We have come to “a fundamental turning point in history” (4), and perhaps you’ve felt the effects, as I have. To-do lists seem to grow faster than we have time for. We hurry in the morning. Hurry on the road. Hurry at work. Hurry between meetings, and in meetings, and over meals. Hurry to get dinner ready. Hurry to eat. Hurry to get the kids cleaned up, and out the door, and get back home, and get to bed. Then, hurry to do more on evenings and weekends than we realistically have time for. Then hurry to bed ourselves. Get too little sleep. And start it all over the next day.

Even more important than what constant hurry is doing to our work lives, family lives, relationships, and emotional health, is what it’s doing to our souls. The late Dallas Willard (1935–2013) sounded the alarm toward the end of his life: “Hurry is the great enemy of spiritual life in our day.”

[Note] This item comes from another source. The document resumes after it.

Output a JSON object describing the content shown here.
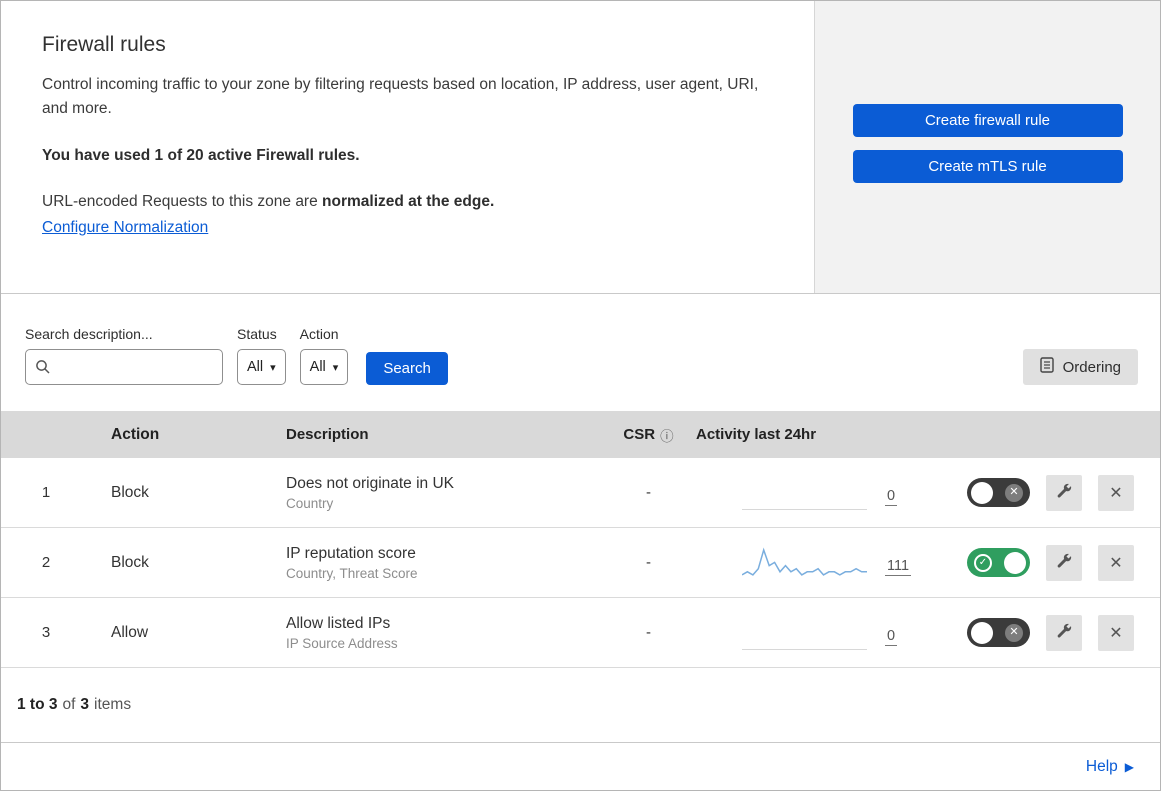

Find Your Balance First
The challenge of living in an increasingly fast-paced society, and finding measured ways to slow our lives down to a realistic human speed, will be addressed on many fronts. Whole books, like John Mark Comer’s Ruthless Elimination of Hurry, offer various ideas and strategies. But here I’d like to focus on just one, but one that may be as important, if not more so, than any other:

Begin the day at the pace of God’s word.